**The task:**
If a line of the data below contains the string "name", copy it into your answer.

== Record set

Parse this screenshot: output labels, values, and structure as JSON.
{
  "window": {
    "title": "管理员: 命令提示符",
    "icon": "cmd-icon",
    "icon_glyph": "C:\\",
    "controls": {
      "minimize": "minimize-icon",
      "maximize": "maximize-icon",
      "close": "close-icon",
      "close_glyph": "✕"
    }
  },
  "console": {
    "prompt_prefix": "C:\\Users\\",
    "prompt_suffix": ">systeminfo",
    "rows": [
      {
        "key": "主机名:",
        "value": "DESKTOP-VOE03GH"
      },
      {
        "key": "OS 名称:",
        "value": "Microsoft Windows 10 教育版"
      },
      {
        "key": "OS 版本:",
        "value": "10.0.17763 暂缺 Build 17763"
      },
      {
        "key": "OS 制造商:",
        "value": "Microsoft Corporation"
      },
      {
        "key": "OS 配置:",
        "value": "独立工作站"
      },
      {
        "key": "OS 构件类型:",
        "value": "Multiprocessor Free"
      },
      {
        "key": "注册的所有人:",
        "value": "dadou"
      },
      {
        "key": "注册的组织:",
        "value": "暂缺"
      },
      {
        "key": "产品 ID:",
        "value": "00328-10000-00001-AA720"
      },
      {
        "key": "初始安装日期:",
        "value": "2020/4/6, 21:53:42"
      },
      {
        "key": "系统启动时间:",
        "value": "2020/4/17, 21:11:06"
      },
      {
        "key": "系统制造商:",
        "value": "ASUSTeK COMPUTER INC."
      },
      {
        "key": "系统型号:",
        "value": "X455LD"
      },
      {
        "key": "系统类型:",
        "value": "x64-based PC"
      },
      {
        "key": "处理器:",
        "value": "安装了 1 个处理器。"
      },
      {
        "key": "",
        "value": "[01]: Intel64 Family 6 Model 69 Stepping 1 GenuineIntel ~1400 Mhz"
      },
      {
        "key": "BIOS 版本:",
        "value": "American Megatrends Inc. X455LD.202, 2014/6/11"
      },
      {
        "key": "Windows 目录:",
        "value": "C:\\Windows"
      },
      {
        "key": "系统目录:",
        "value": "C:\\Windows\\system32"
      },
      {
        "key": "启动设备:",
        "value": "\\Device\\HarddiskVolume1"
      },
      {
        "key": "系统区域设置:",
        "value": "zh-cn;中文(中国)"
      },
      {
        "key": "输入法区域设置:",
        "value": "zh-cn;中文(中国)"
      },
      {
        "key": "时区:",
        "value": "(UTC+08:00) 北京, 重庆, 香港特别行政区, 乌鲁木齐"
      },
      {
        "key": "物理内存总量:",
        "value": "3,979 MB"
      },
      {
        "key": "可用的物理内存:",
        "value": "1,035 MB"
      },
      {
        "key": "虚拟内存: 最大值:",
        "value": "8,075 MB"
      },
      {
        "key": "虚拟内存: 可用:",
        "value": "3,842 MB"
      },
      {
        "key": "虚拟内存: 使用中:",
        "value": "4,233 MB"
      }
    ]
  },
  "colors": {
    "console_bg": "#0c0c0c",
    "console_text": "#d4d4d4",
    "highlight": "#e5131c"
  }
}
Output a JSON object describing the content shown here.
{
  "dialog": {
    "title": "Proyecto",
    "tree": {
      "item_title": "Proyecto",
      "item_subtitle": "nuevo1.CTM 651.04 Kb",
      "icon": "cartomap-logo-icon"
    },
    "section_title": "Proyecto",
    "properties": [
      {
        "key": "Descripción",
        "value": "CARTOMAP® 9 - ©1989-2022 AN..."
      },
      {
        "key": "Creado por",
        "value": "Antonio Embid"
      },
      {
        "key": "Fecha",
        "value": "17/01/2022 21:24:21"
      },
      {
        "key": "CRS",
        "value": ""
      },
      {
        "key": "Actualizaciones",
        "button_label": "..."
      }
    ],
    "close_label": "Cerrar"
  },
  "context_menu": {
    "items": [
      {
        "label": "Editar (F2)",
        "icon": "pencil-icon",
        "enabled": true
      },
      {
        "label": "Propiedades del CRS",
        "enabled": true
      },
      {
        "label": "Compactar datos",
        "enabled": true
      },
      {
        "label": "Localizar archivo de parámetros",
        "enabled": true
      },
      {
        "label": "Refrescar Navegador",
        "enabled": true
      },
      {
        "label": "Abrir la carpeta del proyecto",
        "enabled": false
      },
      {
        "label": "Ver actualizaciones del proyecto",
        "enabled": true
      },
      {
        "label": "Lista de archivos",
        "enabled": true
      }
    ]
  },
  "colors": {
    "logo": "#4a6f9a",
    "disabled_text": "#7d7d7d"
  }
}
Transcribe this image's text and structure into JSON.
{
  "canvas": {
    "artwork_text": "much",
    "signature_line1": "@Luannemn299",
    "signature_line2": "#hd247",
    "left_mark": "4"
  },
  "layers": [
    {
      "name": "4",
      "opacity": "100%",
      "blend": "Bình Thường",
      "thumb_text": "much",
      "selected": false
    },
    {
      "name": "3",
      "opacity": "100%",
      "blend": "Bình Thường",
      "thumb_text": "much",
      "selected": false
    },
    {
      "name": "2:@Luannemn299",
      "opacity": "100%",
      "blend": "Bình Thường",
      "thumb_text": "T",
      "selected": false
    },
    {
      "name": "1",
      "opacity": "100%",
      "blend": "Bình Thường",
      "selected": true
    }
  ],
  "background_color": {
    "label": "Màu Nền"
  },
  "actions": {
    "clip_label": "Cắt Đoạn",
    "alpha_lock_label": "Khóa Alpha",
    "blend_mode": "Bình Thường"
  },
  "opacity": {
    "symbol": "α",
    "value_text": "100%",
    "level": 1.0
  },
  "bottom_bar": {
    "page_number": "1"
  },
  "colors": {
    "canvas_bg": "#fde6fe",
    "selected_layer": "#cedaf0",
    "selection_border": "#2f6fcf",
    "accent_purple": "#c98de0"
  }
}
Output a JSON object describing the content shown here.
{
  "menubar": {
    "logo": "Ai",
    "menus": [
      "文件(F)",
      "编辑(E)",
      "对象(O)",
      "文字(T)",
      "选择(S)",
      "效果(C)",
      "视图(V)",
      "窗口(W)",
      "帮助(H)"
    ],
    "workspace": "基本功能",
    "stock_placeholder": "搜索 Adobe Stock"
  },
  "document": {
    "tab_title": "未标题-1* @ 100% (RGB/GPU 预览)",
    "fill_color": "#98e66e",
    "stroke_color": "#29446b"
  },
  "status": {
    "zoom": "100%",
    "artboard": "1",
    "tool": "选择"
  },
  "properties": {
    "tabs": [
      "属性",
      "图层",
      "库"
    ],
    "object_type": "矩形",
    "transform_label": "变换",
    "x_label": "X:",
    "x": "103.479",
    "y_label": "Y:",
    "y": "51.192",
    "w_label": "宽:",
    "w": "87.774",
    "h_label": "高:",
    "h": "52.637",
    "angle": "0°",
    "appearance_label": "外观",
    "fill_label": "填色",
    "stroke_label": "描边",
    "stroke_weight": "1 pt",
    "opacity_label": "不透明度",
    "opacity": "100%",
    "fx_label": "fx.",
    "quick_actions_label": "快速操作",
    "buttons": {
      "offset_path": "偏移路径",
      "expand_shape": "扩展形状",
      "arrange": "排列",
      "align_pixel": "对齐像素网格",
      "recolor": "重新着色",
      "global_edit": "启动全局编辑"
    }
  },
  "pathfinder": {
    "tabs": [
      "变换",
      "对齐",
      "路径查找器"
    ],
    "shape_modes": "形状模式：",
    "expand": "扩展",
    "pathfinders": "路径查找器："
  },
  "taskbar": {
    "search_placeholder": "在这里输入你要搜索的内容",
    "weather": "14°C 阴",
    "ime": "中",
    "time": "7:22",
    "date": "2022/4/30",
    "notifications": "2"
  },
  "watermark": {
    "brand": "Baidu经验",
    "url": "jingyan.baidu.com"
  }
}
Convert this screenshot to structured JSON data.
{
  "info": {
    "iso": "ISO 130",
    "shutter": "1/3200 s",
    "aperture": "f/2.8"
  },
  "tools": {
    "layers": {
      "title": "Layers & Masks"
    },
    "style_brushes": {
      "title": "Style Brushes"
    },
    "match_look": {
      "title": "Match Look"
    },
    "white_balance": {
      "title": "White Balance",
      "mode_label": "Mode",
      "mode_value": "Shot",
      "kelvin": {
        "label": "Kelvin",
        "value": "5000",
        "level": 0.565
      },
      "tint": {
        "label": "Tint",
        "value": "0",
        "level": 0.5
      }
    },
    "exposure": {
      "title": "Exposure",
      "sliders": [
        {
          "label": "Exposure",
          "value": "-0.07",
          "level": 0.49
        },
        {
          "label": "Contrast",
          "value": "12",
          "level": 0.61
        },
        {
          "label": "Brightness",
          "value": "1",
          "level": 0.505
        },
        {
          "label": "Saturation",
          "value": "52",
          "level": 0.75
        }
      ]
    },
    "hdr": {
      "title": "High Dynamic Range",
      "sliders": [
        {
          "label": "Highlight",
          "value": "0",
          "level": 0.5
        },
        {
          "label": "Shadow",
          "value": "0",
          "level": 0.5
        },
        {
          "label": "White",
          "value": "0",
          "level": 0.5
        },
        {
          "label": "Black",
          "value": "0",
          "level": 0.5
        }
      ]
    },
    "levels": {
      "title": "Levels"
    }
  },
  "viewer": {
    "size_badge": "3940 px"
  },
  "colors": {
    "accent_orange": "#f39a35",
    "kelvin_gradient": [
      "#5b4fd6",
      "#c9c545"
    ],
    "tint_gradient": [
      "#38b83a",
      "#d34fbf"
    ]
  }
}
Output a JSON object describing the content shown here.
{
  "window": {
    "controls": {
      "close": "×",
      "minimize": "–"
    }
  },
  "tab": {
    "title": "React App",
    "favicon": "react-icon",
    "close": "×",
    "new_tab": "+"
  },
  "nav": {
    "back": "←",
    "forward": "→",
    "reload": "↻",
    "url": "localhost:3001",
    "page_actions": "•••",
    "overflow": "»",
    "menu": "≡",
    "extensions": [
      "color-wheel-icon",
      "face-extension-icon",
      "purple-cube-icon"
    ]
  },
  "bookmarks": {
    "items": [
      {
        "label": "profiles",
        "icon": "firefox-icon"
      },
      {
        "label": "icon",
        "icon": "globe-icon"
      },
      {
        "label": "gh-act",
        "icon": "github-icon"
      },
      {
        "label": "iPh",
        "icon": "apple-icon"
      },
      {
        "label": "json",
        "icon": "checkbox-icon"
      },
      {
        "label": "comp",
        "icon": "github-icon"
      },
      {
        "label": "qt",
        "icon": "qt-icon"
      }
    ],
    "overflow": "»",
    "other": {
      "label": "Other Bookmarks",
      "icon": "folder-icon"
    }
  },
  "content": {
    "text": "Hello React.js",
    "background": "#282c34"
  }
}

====

**Response box:**
      "name": "4",
      "name": "3",
      "name": "2:@Luannemn299",
      "name": "1",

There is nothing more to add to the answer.